··· Data for analysis

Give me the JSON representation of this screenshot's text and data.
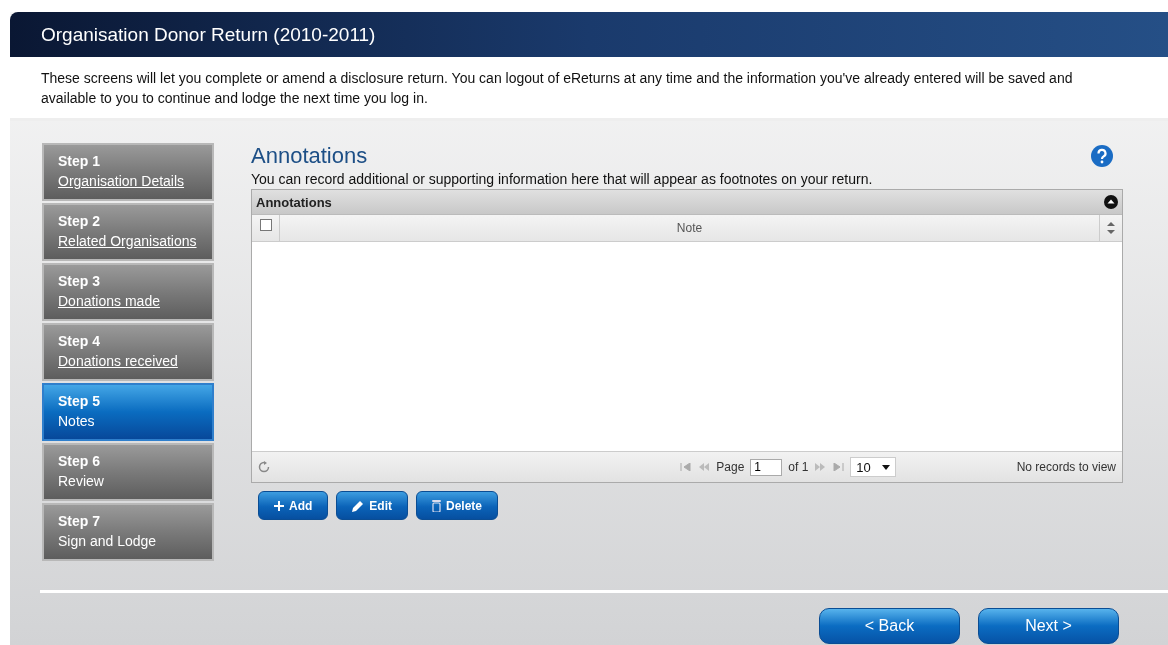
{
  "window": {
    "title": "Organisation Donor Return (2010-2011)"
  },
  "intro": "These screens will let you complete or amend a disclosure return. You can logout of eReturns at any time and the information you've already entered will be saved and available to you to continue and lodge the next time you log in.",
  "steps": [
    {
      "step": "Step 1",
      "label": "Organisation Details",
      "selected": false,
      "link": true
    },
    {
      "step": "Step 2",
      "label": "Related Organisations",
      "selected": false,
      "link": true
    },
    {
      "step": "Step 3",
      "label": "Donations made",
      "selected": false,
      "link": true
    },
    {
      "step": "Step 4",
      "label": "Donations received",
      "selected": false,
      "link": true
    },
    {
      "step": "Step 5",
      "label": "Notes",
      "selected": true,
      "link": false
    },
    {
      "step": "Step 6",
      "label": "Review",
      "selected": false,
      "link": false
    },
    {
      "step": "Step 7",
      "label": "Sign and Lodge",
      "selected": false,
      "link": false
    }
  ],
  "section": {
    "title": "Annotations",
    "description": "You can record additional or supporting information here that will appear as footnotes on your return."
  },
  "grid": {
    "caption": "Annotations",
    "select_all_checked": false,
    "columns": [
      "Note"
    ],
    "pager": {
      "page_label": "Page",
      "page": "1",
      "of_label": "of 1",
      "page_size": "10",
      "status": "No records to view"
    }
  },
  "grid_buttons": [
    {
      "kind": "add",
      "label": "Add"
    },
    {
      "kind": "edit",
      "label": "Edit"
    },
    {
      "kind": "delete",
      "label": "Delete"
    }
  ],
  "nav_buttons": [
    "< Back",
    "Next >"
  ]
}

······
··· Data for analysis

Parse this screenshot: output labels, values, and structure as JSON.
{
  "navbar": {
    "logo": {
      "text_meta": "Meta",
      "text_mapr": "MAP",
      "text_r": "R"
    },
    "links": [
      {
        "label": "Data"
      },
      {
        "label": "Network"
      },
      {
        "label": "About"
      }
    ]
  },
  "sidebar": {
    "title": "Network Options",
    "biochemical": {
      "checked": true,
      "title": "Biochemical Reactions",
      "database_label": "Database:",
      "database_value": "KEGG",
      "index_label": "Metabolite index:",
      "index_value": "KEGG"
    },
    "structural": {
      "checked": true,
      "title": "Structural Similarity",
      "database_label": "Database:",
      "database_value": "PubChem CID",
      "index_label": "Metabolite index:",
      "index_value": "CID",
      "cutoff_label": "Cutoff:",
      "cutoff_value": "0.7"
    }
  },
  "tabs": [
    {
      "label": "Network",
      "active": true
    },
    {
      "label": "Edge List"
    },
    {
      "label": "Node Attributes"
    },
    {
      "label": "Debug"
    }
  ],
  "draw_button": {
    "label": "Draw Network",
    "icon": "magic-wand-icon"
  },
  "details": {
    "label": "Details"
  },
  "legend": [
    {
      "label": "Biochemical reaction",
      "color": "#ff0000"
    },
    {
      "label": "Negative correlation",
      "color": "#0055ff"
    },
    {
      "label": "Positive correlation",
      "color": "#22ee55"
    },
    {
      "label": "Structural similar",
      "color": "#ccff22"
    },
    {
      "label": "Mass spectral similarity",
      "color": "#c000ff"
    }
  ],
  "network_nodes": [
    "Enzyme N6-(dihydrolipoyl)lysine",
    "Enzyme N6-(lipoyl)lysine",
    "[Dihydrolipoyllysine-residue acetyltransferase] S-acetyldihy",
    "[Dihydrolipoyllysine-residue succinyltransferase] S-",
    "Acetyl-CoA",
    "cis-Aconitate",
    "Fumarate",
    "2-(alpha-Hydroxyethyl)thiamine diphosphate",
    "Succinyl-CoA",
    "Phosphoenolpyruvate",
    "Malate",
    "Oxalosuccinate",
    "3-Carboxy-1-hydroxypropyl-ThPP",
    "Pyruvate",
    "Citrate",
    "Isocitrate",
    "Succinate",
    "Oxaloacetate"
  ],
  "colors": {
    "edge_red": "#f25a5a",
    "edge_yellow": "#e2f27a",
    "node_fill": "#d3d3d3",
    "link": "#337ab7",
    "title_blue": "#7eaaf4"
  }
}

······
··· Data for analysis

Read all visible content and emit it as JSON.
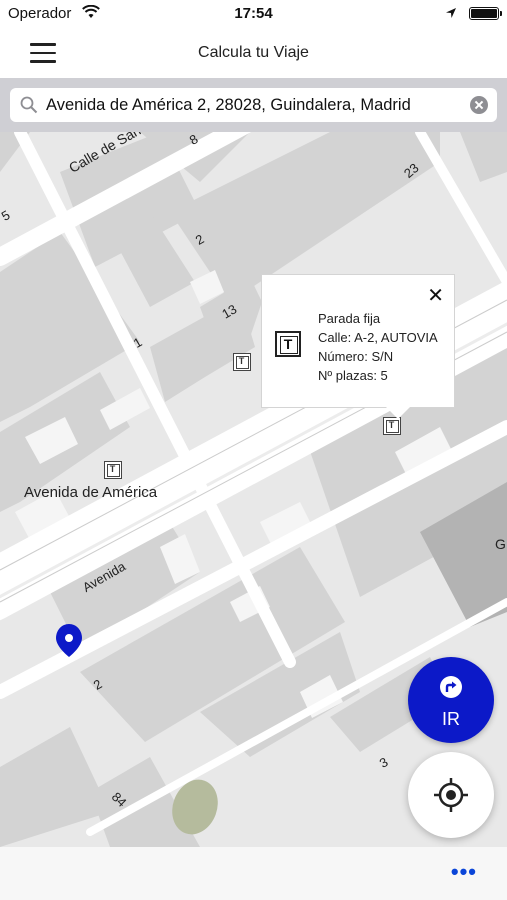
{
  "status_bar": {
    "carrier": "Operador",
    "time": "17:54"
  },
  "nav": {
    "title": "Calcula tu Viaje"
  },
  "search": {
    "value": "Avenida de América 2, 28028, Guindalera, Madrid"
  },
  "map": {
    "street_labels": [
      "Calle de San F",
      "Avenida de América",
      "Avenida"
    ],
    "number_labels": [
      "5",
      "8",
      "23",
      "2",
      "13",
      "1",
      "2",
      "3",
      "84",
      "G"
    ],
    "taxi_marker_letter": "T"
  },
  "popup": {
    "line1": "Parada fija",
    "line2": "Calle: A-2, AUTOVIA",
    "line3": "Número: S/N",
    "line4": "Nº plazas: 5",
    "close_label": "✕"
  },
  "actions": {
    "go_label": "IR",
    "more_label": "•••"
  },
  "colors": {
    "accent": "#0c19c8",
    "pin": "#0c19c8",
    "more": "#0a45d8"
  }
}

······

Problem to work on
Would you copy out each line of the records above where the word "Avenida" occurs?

Exercise response
    "value": "Avenida de América 2, 28028, Guindalera, Madrid"
      "Avenida de América",
      "Avenida"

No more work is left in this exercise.